CraftBeerPI's user-friendliness inspired me to set up another controller to run a "fermentation chamber." In my case, that was a second-hand refrigerator I found for US$ 50 plus a $25 heater) on the inside. CraftBeerPI easily can control the cooling and heating elements, and you can set up multiple temperature steps. For instance, this graph shows the fermentation temperatures for a session IPA I made recently. The fermentation chamber held the fermenting wort at 67F for four days, then ramped up one degree every 12 hours until it was at 72F. That temp was held for a two-day diacetyl rest. After that it was set to drop down to 65F for five days, during which time I "dry hopped" the beer. Finally, the beer was cold-crashed down to 38F. CraftBeerPI made adding each step and letting the software manage the fermentation easy.


SIPA fermentation profile

SIPA fermentation profile (photo by Christopher Aedo. CC BY-SA 4.0)

I have also been experimenting with the TILT hydrometer to monitor the gravity of the fermenting beer via a Bluetooth-connected floating sensor. There are integration plans for this to get it working with CraftBeerPI, but for now it logs the gravity to a Google spreadsheet. Once this hydrometer can talk to the fermentation controller, setting automated fermentation profiles that take action directly based on the yeast activity would be easy—rather than banking on primary fermentation completing in four days, you can set the temperature ramp to kick off after the gravity is stable for 24 hours.

As with any project like this, imaging and planning improvements and additional components is easy. Still, I'm happy with where things stand today. I've brewed a lot of beer with this setup and am hitting the expected mash efficiency every time, and the beer has been consistently tasty. My most important customer—me!—is pleased with what I've been putting on tap in my kitchen.


Homebrew on tap

Homebrew on tap (photo by Christopher Aedo. CC BY-SA 4.0)

This article is based on Christopher's OpenWest talk, Brewing Beer with Linux, Python and a RaspberryPi. OpenWest will be held July 12-15, 2017 in Salt Lake City, Utah.

About the author

Fine Looking Fellow
Christopher Aedo - Christopher Aedo has been working with and contributing to open source software since his college days.
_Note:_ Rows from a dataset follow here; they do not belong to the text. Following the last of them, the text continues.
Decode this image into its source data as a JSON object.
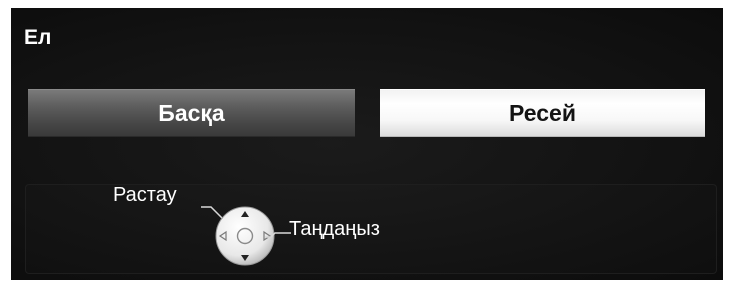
{
  "screen": {
    "title": "Ел"
  },
  "options": [
    {
      "label": "Басқа",
      "selected": false
    },
    {
      "label": "Ресей",
      "selected": true
    }
  ],
  "hints": {
    "confirm_label": "Растау",
    "select_label": "Таңдаңыз"
  },
  "colors": {
    "background": "#131313",
    "selected_option_bg": "#f8f8f8",
    "unselected_option_bg": "#5e5e5e",
    "text": "#ffffff"
  },
  "icons": {
    "dpad": "remote-dpad-icon"
  }
}
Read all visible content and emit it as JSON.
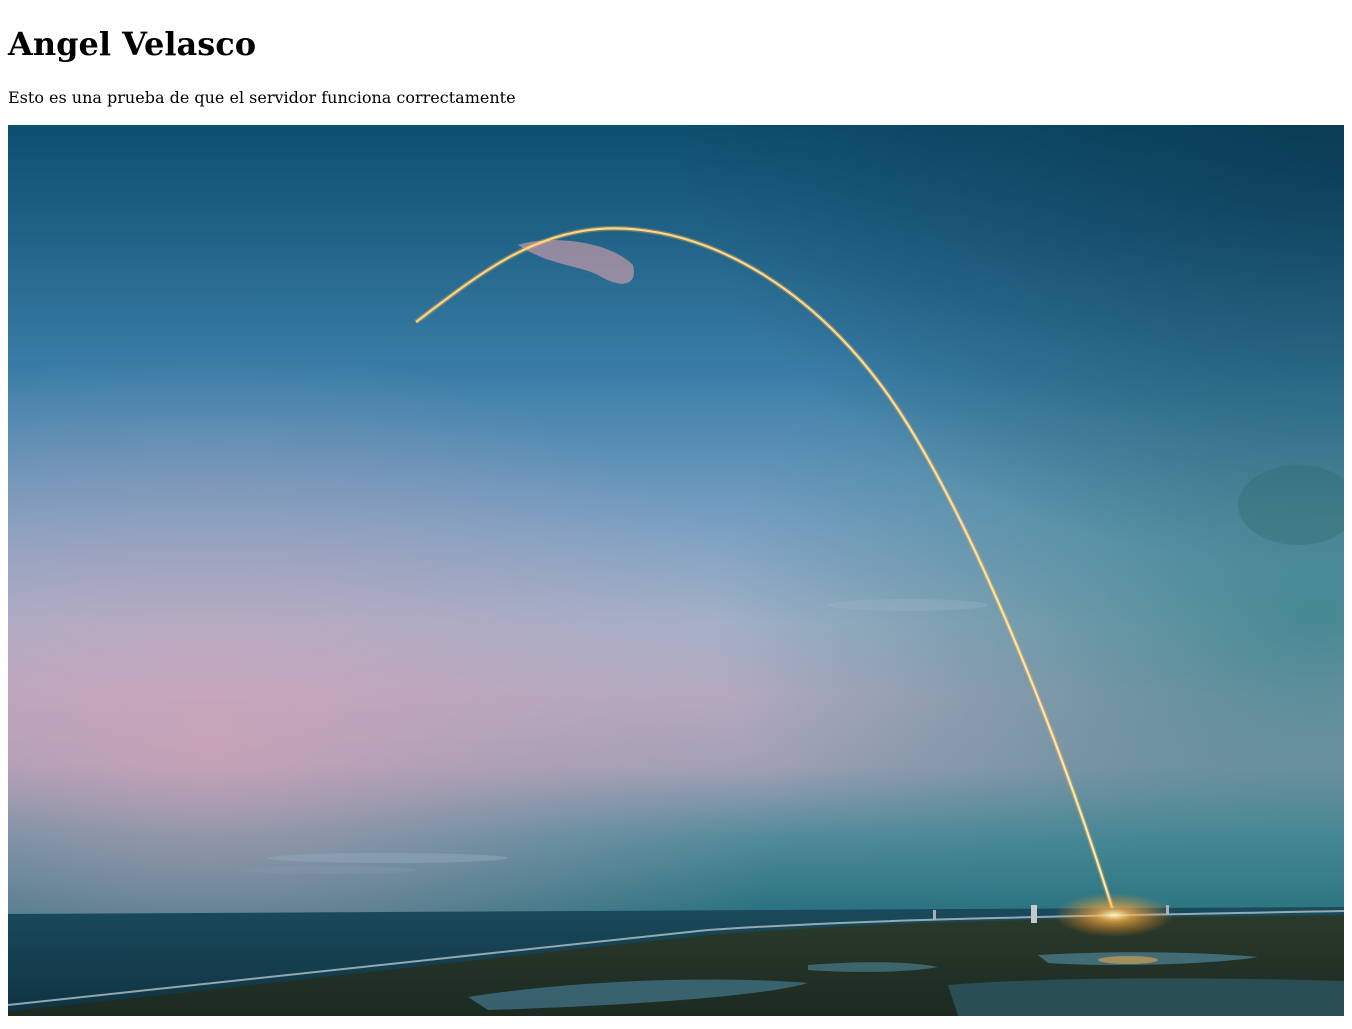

Most recently he can be found leading an amazing team of upstream developers at IBM who are also developer advocates. When he’s not at work or speaking at a conference, he’s probably using a RaspberryPi to brew and ferment a tasty homebrew in Portland OR.